DATA RECORDS:
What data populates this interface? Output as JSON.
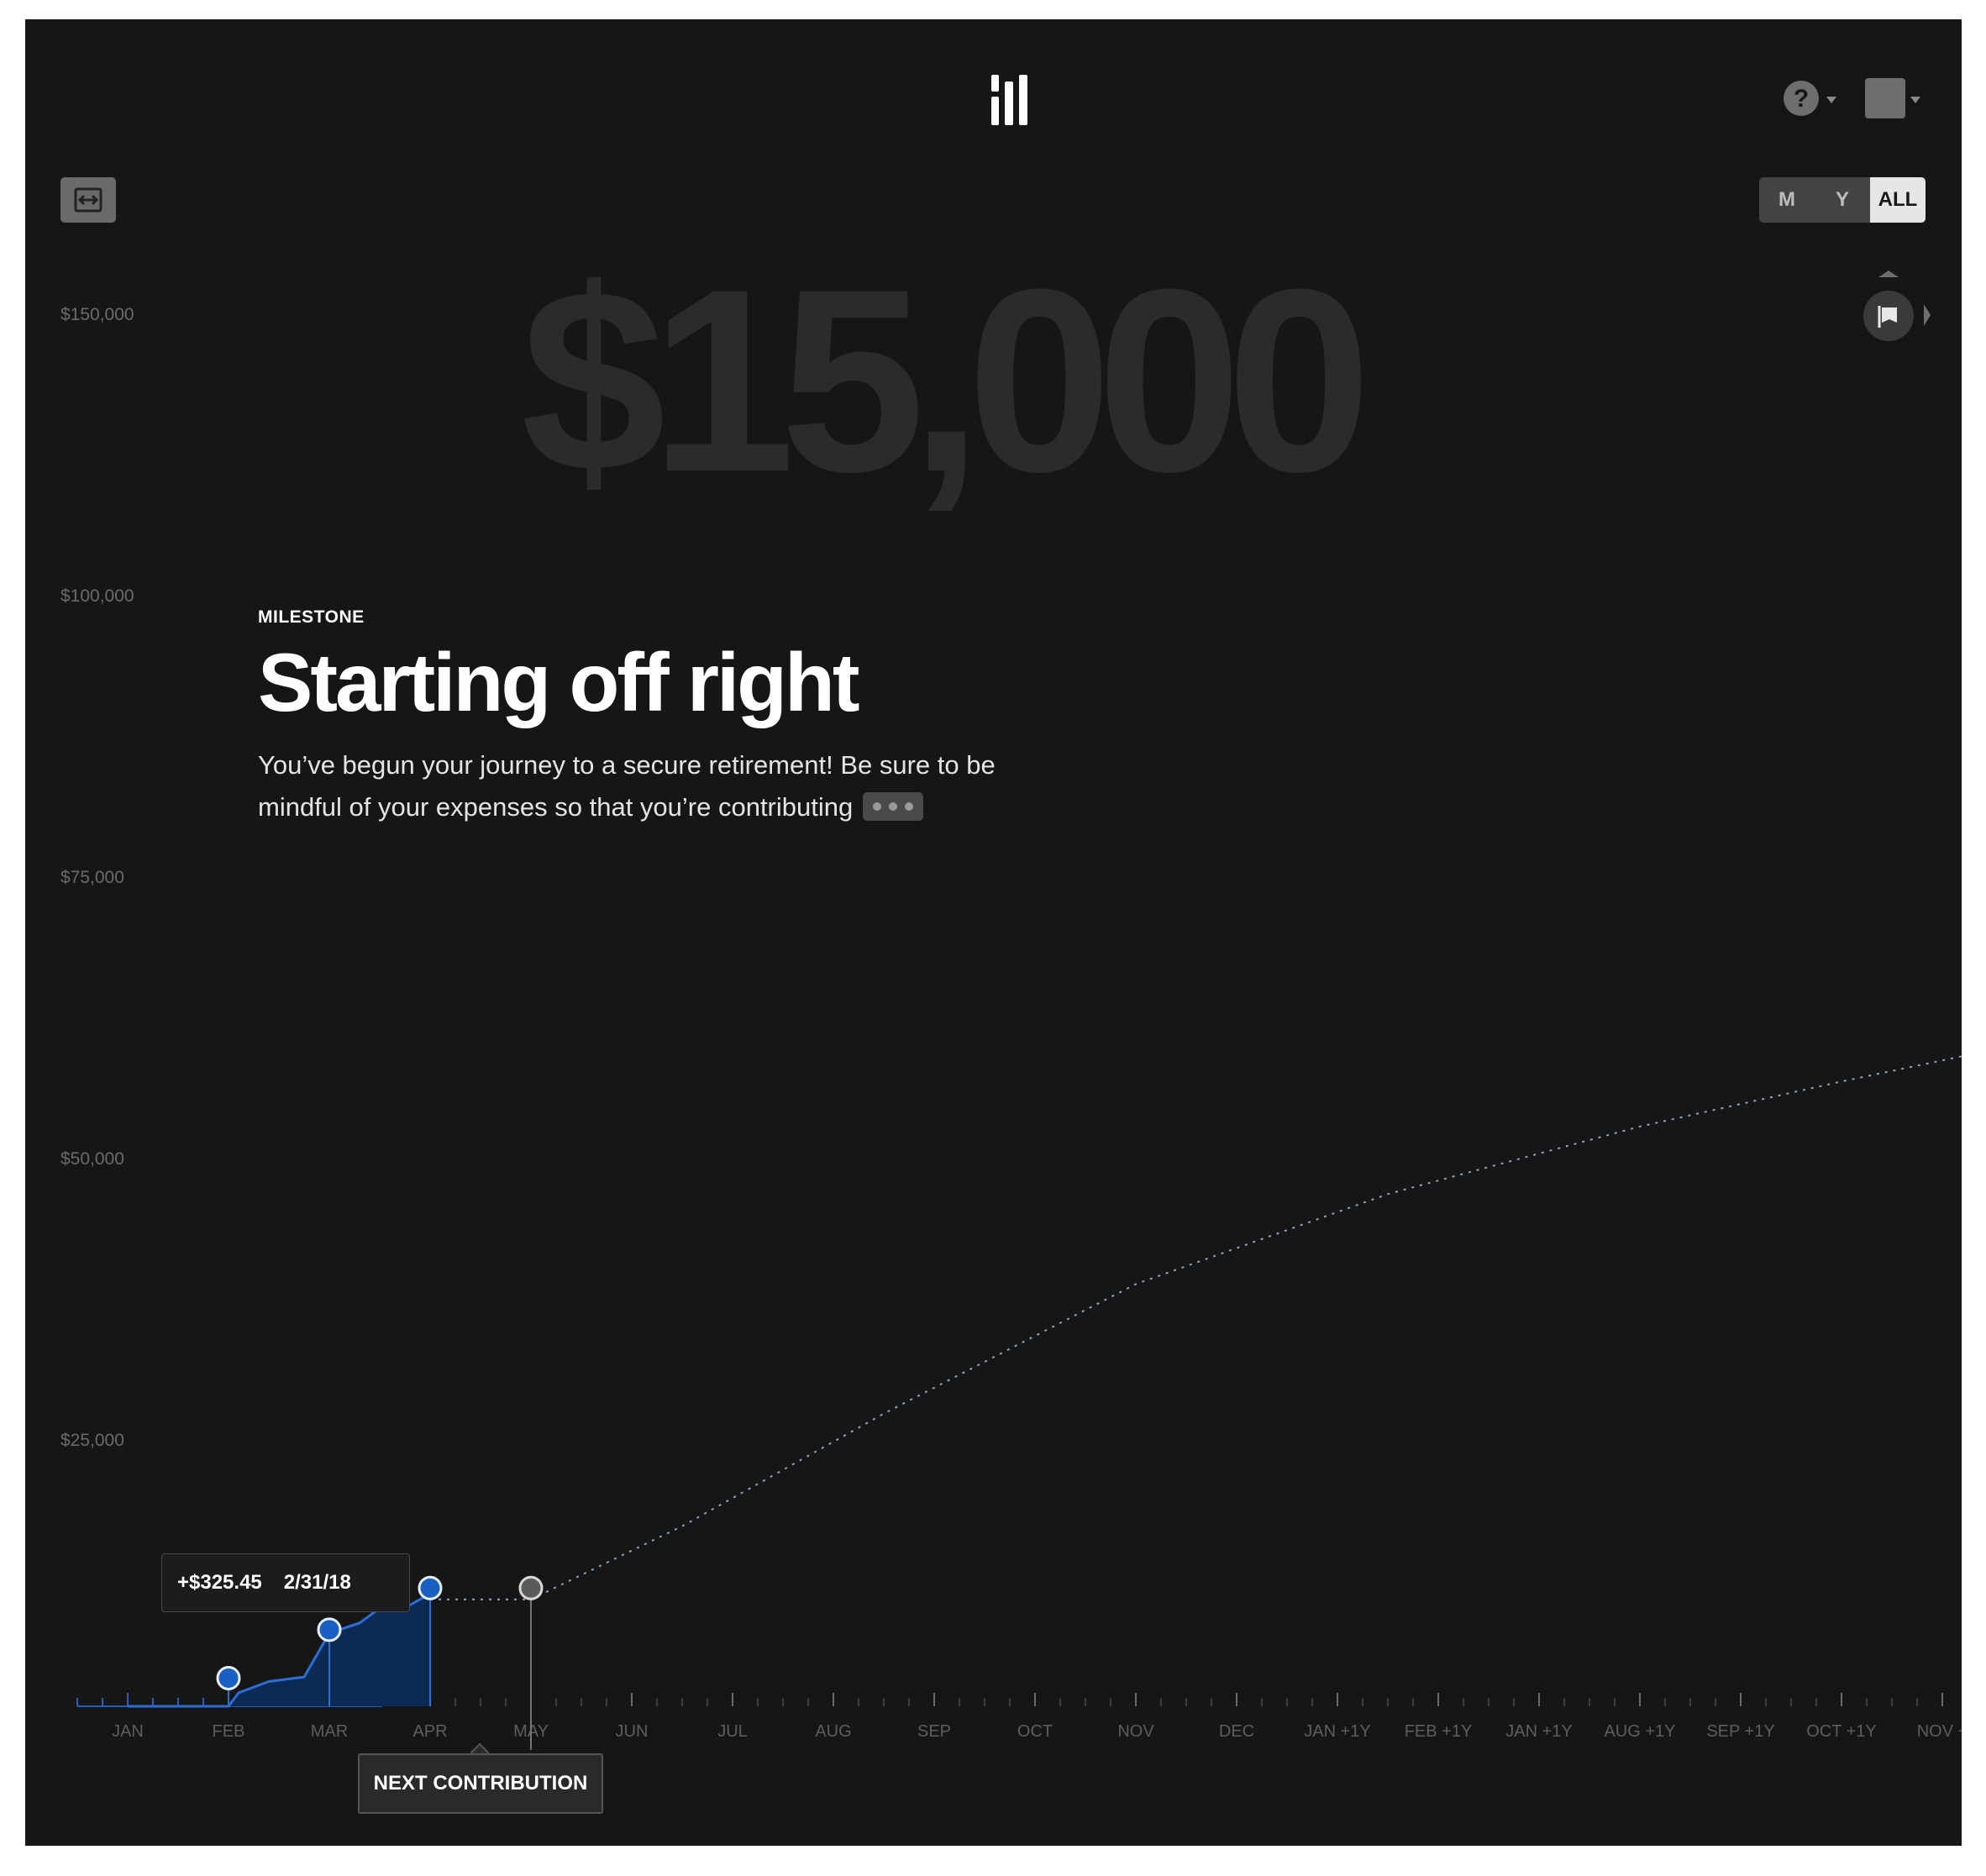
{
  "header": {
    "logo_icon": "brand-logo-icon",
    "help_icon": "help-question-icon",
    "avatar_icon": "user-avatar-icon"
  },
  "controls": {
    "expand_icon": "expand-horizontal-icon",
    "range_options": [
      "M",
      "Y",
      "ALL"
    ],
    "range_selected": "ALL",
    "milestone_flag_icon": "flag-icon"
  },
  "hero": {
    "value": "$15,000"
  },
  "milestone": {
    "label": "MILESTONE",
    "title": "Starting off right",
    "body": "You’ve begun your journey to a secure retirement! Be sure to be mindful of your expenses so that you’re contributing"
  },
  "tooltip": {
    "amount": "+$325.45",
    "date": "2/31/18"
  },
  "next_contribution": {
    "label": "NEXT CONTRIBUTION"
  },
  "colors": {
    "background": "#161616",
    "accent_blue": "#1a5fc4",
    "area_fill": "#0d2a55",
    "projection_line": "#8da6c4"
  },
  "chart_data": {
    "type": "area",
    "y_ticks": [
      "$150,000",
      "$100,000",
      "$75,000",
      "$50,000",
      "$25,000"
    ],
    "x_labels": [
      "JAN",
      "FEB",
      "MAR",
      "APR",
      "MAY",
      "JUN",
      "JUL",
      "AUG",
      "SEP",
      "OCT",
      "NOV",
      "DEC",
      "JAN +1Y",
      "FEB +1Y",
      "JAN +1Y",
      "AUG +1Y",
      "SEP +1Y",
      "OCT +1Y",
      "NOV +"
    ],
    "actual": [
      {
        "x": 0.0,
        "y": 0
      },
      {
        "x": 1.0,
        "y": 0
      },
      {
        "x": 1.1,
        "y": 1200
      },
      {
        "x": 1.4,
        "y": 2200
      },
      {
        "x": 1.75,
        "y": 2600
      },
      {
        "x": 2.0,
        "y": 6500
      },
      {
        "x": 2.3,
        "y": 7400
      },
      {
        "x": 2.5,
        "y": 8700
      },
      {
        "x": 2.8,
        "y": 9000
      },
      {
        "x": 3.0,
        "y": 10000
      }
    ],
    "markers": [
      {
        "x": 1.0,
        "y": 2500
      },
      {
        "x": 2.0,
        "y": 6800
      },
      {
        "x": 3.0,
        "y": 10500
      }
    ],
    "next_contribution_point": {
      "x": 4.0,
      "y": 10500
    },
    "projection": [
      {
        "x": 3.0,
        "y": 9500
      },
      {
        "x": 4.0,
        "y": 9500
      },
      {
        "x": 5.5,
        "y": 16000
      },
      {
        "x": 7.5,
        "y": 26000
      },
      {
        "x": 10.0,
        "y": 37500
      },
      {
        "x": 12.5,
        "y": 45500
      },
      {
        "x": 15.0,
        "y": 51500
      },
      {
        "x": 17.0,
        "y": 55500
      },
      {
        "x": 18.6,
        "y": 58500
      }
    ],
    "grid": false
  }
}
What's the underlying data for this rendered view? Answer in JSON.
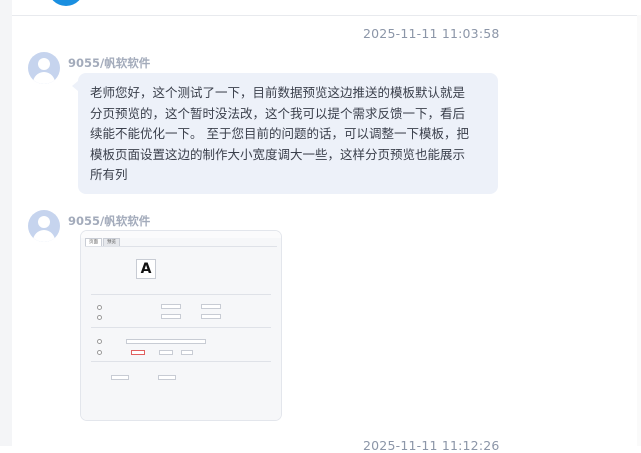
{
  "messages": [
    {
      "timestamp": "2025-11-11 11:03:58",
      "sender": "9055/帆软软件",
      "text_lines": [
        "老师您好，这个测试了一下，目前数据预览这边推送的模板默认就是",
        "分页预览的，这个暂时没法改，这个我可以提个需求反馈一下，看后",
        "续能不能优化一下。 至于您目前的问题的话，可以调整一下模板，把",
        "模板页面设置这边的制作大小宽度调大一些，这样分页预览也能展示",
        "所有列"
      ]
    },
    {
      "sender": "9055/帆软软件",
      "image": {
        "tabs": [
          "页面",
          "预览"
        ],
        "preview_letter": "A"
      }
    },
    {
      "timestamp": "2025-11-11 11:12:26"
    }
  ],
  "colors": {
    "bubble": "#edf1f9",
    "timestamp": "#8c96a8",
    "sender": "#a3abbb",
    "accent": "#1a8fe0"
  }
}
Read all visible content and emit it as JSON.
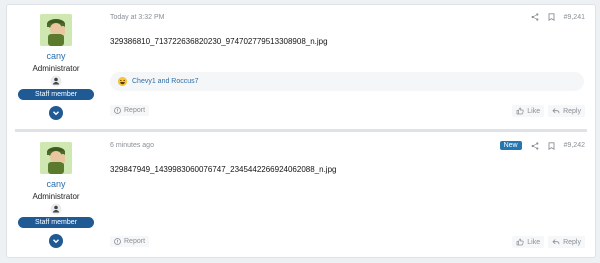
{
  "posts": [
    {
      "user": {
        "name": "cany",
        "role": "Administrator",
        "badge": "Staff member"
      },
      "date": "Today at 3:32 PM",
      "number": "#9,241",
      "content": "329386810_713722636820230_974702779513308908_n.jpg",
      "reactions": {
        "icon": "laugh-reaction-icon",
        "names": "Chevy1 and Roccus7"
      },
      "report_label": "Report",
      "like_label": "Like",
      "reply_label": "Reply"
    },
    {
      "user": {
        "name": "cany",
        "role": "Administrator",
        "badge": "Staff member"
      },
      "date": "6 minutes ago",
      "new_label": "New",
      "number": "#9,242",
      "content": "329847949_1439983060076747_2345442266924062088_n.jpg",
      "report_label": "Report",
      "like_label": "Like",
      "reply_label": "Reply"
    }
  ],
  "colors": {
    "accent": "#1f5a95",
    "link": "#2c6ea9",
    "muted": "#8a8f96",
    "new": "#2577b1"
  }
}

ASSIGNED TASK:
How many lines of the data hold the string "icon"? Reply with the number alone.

RESPONSE BOX:
6